  • your non-profit organisation has a GST turnover of $150,000 or more 
  • you provide taxi travel (including ride-sourcing services like Uber, GoCatch or Ola) regardless of your GST turnover
  • you want to claim fuel tax credits for your business

Personal services income (PSI)

PSI is income produced mainly from your personal skills or efforts as an individual. When working out if your income is PSI, you need to look at the income received from each separate contract or invoice.

If your business receives PSI, you’ll need to work out if special tax rules (the PSI rules) apply to that income. If the PSI rules apply, they’ll affect who reports the PSI to us and deductions you can claim.

Use the ATO’s Personal services income tool to find out if you have received PSI, and if the PSI rules apply to that income.

Voluntary withholding tax arrangements with your hirer

You may be eligible to enter into a voluntary agreement with the hirer that will enable them to withhold tax for you. This may simplify the administration of your tax.

Further information on voluntary withholding agreements is available on the ATO website.

Payroll tax

Payroll tax is a state tax on the wages paid by employers. Many state and territory payroll tax laws define wages as including payments to contractors. Hirers should check with their state or territory revenue office to determine whether payments are subject to payroll tax.

Pay as you go (PAYG) instalments

PAYG instalments help you or your business to meet your income tax obligations. PAYG instalments are regular payments you make (usually each quarter) towards your expected income tax obligation.

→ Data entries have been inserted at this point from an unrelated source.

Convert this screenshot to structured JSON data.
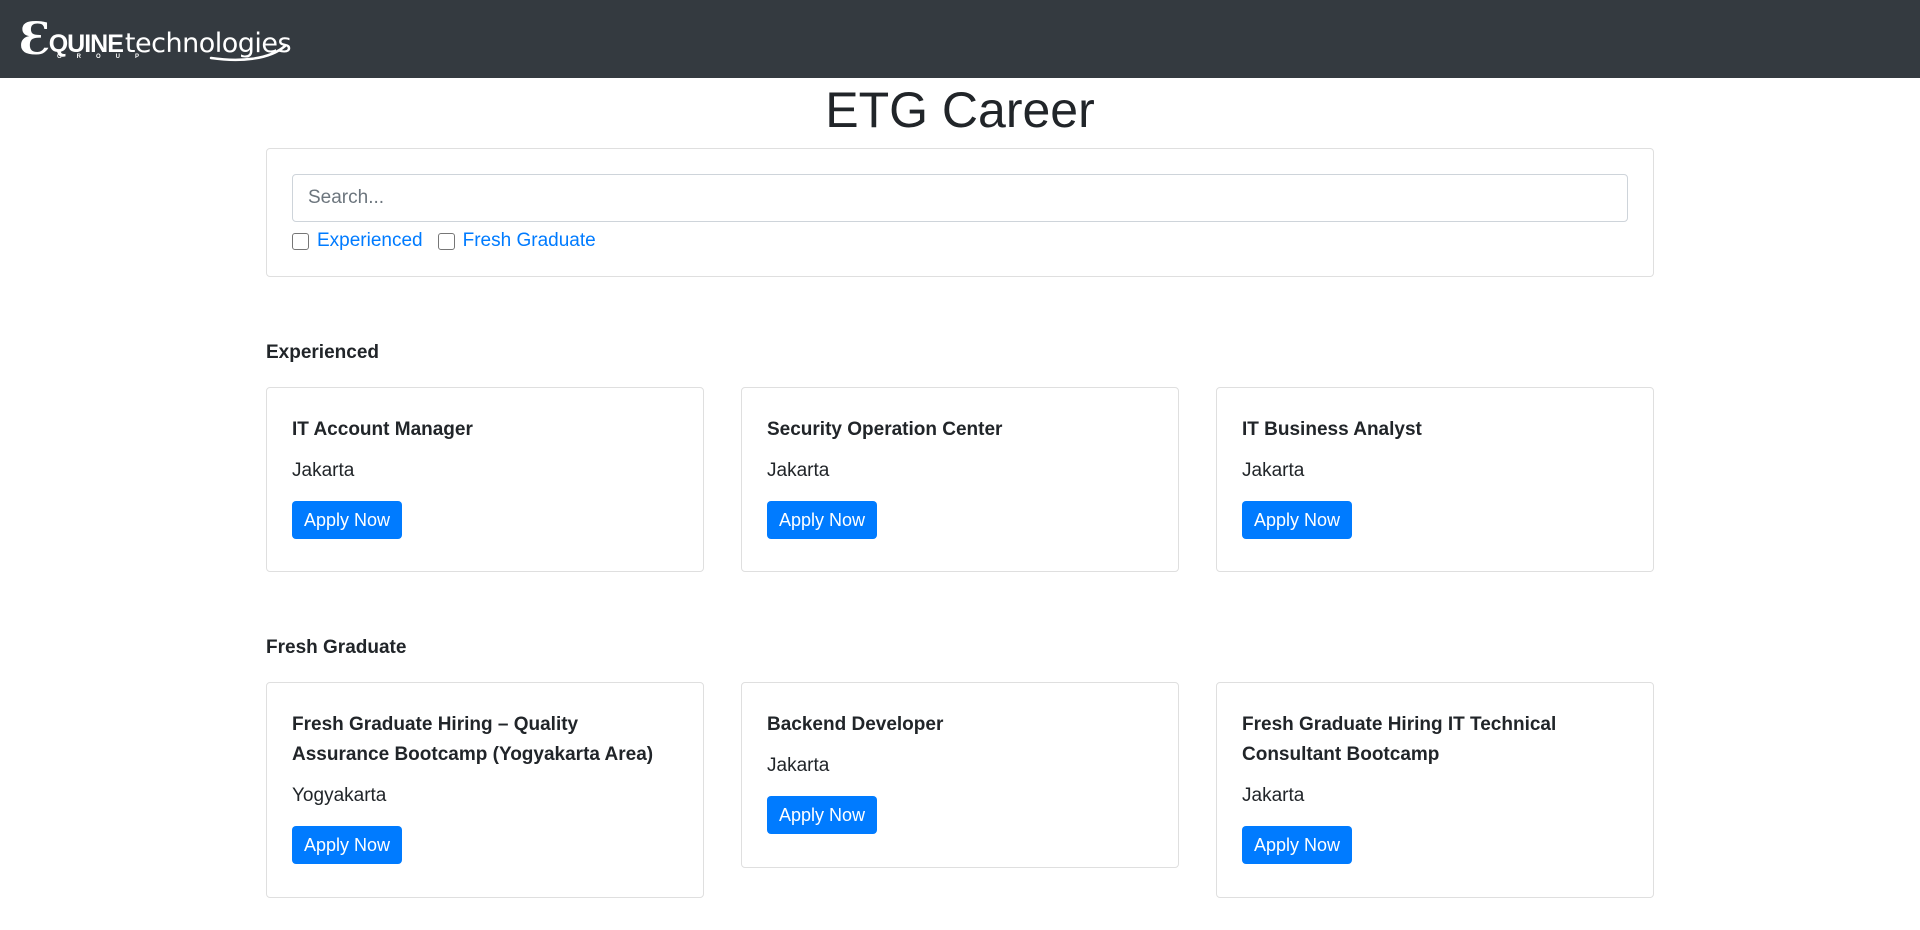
{
  "brand": {
    "logo_e": "Ɛ",
    "logo_quine": "QUINE",
    "logo_tech": "technologies",
    "logo_group": "GROUP"
  },
  "page": {
    "title": "ETG Career"
  },
  "filters": {
    "search_placeholder": "Search...",
    "search_value": "",
    "options": [
      {
        "label": "Experienced",
        "checked": false
      },
      {
        "label": "Fresh Graduate",
        "checked": false
      }
    ]
  },
  "sections": {
    "experienced": {
      "heading": "Experienced",
      "jobs": [
        {
          "title": "IT Account Manager",
          "location": "Jakarta",
          "button": "Apply Now"
        },
        {
          "title": "Security Operation Center",
          "location": "Jakarta",
          "button": "Apply Now"
        },
        {
          "title": "IT Business Analyst",
          "location": "Jakarta",
          "button": "Apply Now"
        }
      ]
    },
    "fresh": {
      "heading": "Fresh Graduate",
      "jobs": [
        {
          "title": "Fresh Graduate Hiring – Quality Assurance Bootcamp (Yogyakarta Area)",
          "location": "Yogyakarta",
          "button": "Apply Now"
        },
        {
          "title": "Backend Developer",
          "location": "Jakarta",
          "button": "Apply Now"
        },
        {
          "title": "Fresh Graduate Hiring IT Technical Consultant Bootcamp",
          "location": "Jakarta",
          "button": "Apply Now"
        }
      ]
    }
  },
  "colors": {
    "navbar": "#343a40",
    "accent": "#007bff",
    "border": "#dfdfdf"
  }
}
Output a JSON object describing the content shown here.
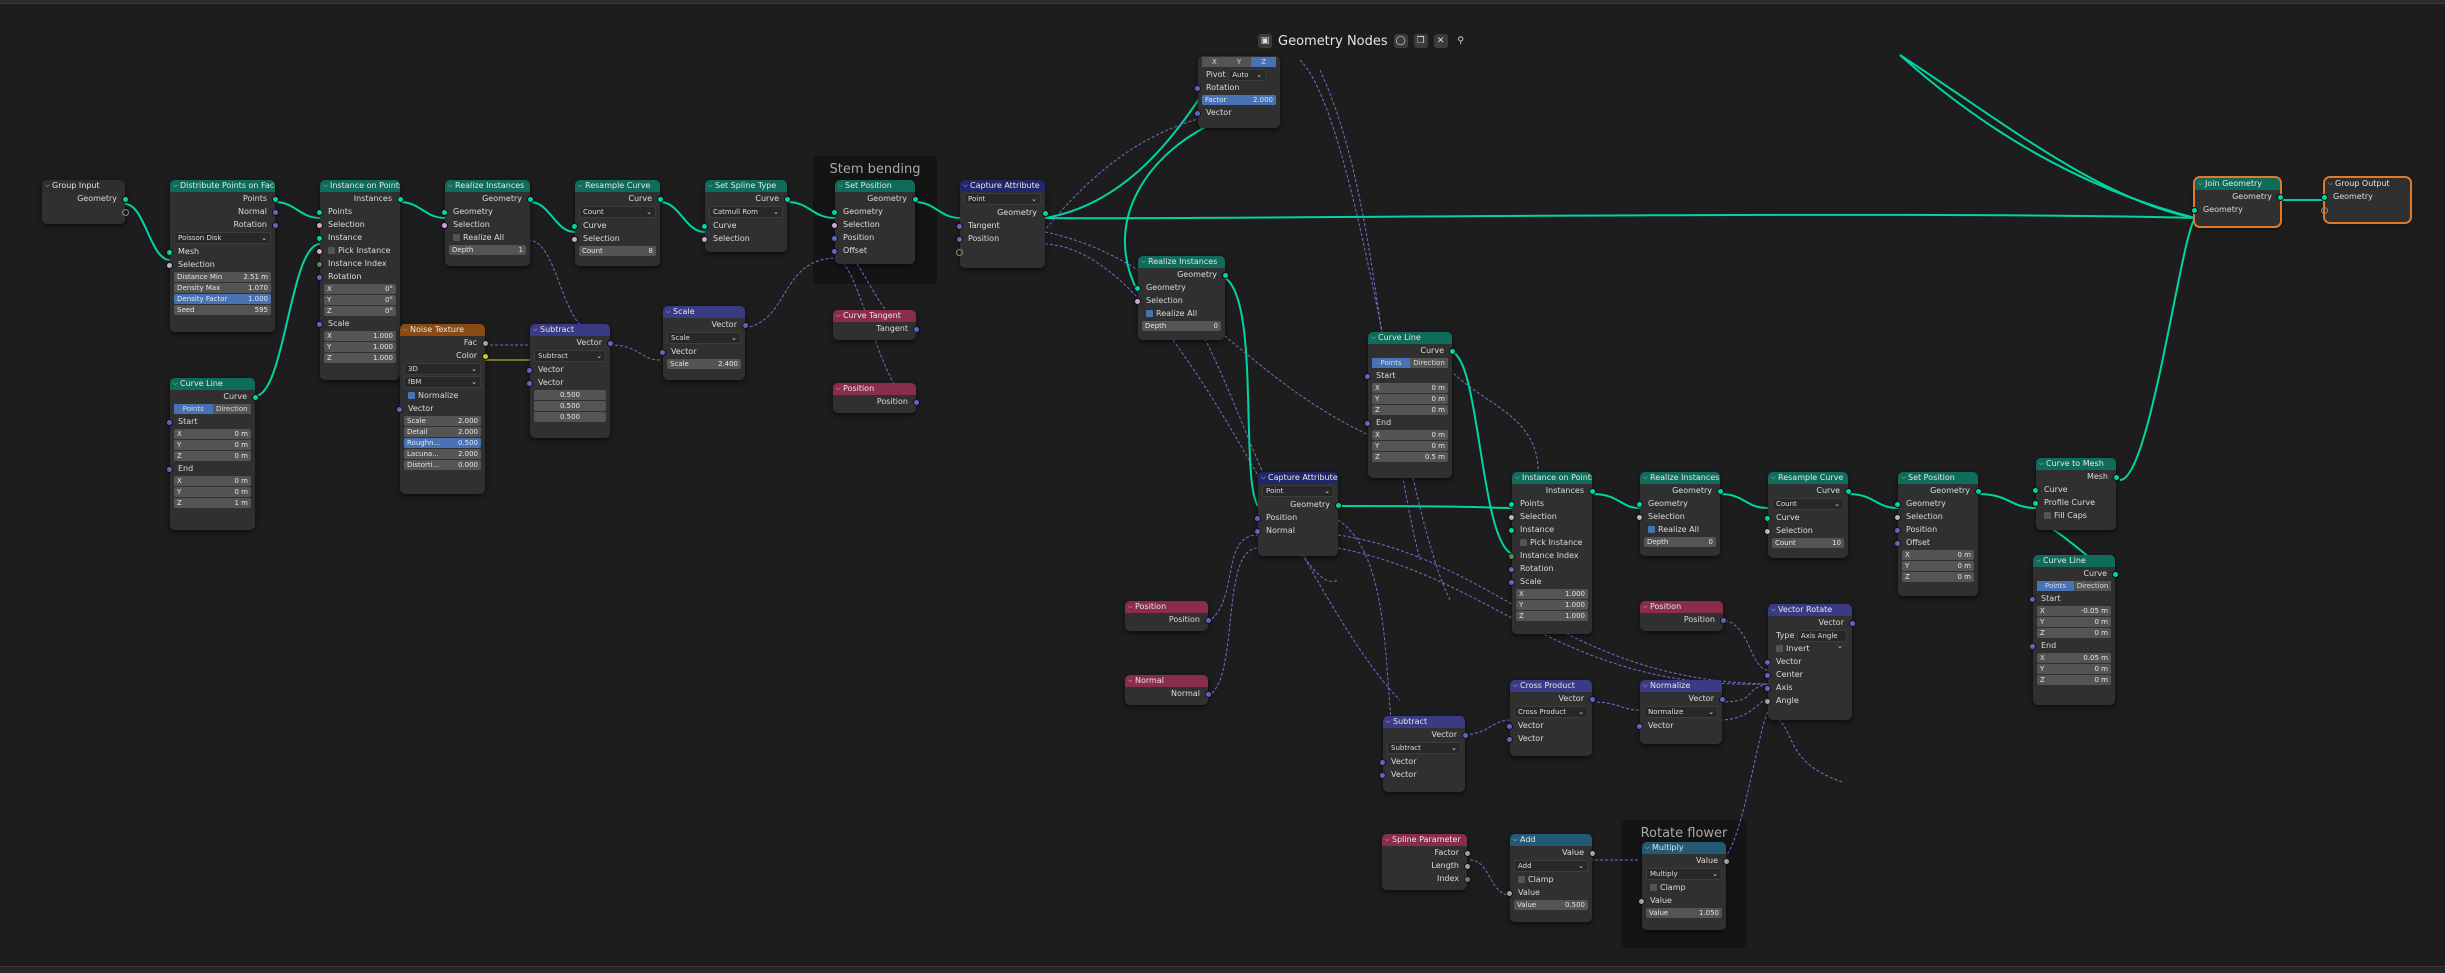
{
  "editor": {
    "title": "Geometry Nodes"
  },
  "frames": {
    "stem": "Stem bending",
    "leaves": "Rotate flower leaves"
  },
  "nodes": {
    "group_input": {
      "title": "Group Input",
      "geometry": "Geometry"
    },
    "group_output": {
      "title": "Group Output",
      "geometry": "Geometry"
    },
    "distribute": {
      "title": "Distribute Points on Faces",
      "points": "Points",
      "normal": "Normal",
      "rotation": "Rotation",
      "mode": "Poisson Disk",
      "mesh": "Mesh",
      "selection": "Selection",
      "dist_label": "Distance Min",
      "dist_val": "2.51 m",
      "dmax_label": "Density Max",
      "dmax_val": "1.070",
      "dfac_label": "Density Factor",
      "dfac_val": "1.000",
      "seed_label": "Seed",
      "seed_val": "595"
    },
    "instance_points_1": {
      "title": "Instance on Points",
      "instances": "Instances",
      "points": "Points",
      "selection": "Selection",
      "instance": "Instance",
      "pick": "Pick Instance",
      "index": "Instance Index",
      "rotation": "Rotation",
      "rx": "0°",
      "ry": "0°",
      "rz": "0°",
      "scale": "Scale",
      "sx": "1.000",
      "sy": "1.000",
      "sz": "1.000"
    },
    "realize_1": {
      "title": "Realize Instances",
      "geometry_out": "Geometry",
      "geometry_in": "Geometry",
      "selection": "Selection",
      "realize_all": "Realize All",
      "depth_label": "Depth",
      "depth_val": "1"
    },
    "resample_1": {
      "title": "Resample Curve",
      "curve_out": "Curve",
      "mode": "Count",
      "curve_in": "Curve",
      "selection": "Selection",
      "count_label": "Count",
      "count_val": "8"
    },
    "spline_type": {
      "title": "Set Spline Type",
      "curve_out": "Curve",
      "mode": "Catmull Rom",
      "curve_in": "Curve",
      "selection": "Selection"
    },
    "set_position_1": {
      "title": "Set Position",
      "geometry_out": "Geometry",
      "geometry_in": "Geometry",
      "selection": "Selection",
      "position": "Position",
      "offset": "Offset"
    },
    "capture_1": {
      "title": "Capture Attribute",
      "domain": "Point",
      "geometry_out": "Geometry",
      "tangent": "Tangent",
      "position": "Position"
    },
    "vector_rotate_top": {
      "pivot_label": "Pivot",
      "pivot_val": "Auto",
      "rotation": "Rotation",
      "factor_label": "Factor",
      "factor_val": "2.000",
      "vector": "Vector",
      "x": "X",
      "y": "Y",
      "z": "Z"
    },
    "curve_line_1": {
      "title": "Curve Line",
      "curve": "Curve",
      "m1": "Points",
      "m2": "Direction",
      "start": "Start",
      "sx": "0 m",
      "sy": "0 m",
      "sz": "0 m",
      "end": "End",
      "ex": "0 m",
      "ey": "0 m",
      "ez": "1 m"
    },
    "noise": {
      "title": "Noise Texture",
      "fac": "Fac",
      "color": "Color",
      "dim": "3D",
      "type": "fBM",
      "normalize": "Normalize",
      "vector": "Vector",
      "scale_l": "Scale",
      "scale_v": "2.000",
      "detail_l": "Detail",
      "detail_v": "2.000",
      "rough_l": "Roughn...",
      "rough_v": "0.500",
      "lac_l": "Lacuna...",
      "lac_v": "2.000",
      "dist_l": "Distorti...",
      "dist_v": "0.000"
    },
    "subtract_1": {
      "title": "Subtract",
      "vector": "Vector",
      "op": "Subtract",
      "vin": "Vector",
      "vin2": "Vector",
      "v1": "0.500",
      "v2": "0.500",
      "v3": "0.500"
    },
    "scale_node": {
      "title": "Scale",
      "vector": "Vector",
      "op": "Scale",
      "vin": "Vector",
      "scale_l": "Scale",
      "scale_v": "2.400"
    },
    "curve_tangent": {
      "title": "Curve Tangent",
      "tangent": "Tangent"
    },
    "position_1": {
      "title": "Position",
      "position": "Position"
    },
    "realize_2": {
      "title": "Realize Instances",
      "geometry_out": "Geometry",
      "geometry_in": "Geometry",
      "selection": "Selection",
      "realize_all": "Realize All",
      "depth_label": "Depth",
      "depth_val": "0"
    },
    "curve_line_2": {
      "title": "Curve Line",
      "curve": "Curve",
      "m1": "Points",
      "m2": "Direction",
      "start": "Start",
      "sx": "0 m",
      "sy": "0 m",
      "sz": "0 m",
      "end": "End",
      "ex": "0 m",
      "ey": "0 m",
      "ez": "0.5 m"
    },
    "capture_2": {
      "title": "Capture Attribute",
      "domain": "Point",
      "geometry_out": "Geometry",
      "position": "Position",
      "normal": "Normal"
    },
    "position_2": {
      "title": "Position",
      "position": "Position"
    },
    "normal_node": {
      "title": "Normal",
      "normal": "Normal"
    },
    "instance_points_2": {
      "title": "Instance on Points",
      "instances": "Instances",
      "points": "Points",
      "selection": "Selection",
      "instance": "Instance",
      "pick": "Pick Instance",
      "index": "Instance Index",
      "rotation": "Rotation",
      "scale": "Scale",
      "sx": "1.000",
      "sy": "1.000",
      "sz": "1.000"
    },
    "realize_3": {
      "title": "Realize Instances",
      "geometry_out": "Geometry",
      "geometry_in": "Geometry",
      "selection": "Selection",
      "realize_all": "Realize All",
      "depth_label": "Depth",
      "depth_val": "0"
    },
    "resample_2": {
      "title": "Resample Curve",
      "curve_out": "Curve",
      "mode": "Count",
      "curve_in": "Curve",
      "selection": "Selection",
      "count_label": "Count",
      "count_val": "10"
    },
    "set_position_2": {
      "title": "Set Position",
      "geometry_out": "Geometry",
      "geometry_in": "Geometry",
      "selection": "Selection",
      "position": "Position",
      "offset": "Offset",
      "x": "0 m",
      "y": "0 m",
      "z": "0 m"
    },
    "curve_to_mesh": {
      "title": "Curve to Mesh",
      "mesh": "Mesh",
      "curve": "Curve",
      "profile": "Profile Curve",
      "fill": "Fill Caps"
    },
    "curve_line_3": {
      "title": "Curve Line",
      "curve": "Curve",
      "m1": "Points",
      "m2": "Direction",
      "start": "Start",
      "sx": "-0.05 m",
      "sy": "0 m",
      "sz": "0 m",
      "end": "End",
      "ex": "0.05 m",
      "ey": "0 m",
      "ez": "0 m"
    },
    "join": {
      "title": "Join Geometry",
      "geometry_out": "Geometry",
      "geometry_in": "Geometry"
    },
    "position_3": {
      "title": "Position",
      "position": "Position"
    },
    "vector_rotate": {
      "title": "Vector Rotate",
      "vector_out": "Vector",
      "type_l": "Type",
      "type_v": "Axis Angle",
      "invert": "Invert",
      "vector": "Vector",
      "center": "Center",
      "axis": "Axis",
      "angle": "Angle"
    },
    "cross": {
      "title": "Cross Product",
      "vector": "Vector",
      "op": "Cross Product",
      "v1": "Vector",
      "v2": "Vector"
    },
    "normalize": {
      "title": "Normalize",
      "vector": "Vector",
      "op": "Normalize",
      "vin": "Vector"
    },
    "subtract_2": {
      "title": "Subtract",
      "vector": "Vector",
      "op": "Subtract",
      "v1": "Vector",
      "v2": "Vector"
    },
    "spline_param": {
      "title": "Spline Parameter",
      "factor": "Factor",
      "length": "Length",
      "index": "Index"
    },
    "add": {
      "title": "Add",
      "value": "Value",
      "op": "Add",
      "clamp": "Clamp",
      "vin": "Value",
      "v_l": "Value",
      "v_v": "0.500"
    },
    "multiply": {
      "title": "Multiply",
      "value": "Value",
      "op": "Multiply",
      "clamp": "Clamp",
      "vin": "Value",
      "v_l": "Value",
      "v_v": "1.050"
    }
  },
  "colors": {
    "geometry_link": "#00d6a3",
    "vector_link": "#6363c7",
    "active_outline": "#e07a2b"
  }
}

PAYG instalments are generally paid by contractors who earn a certain amount of income. The ATO will write to tell you if you must pay PAYG instalments.

For more information visit our page on PAYG instalments.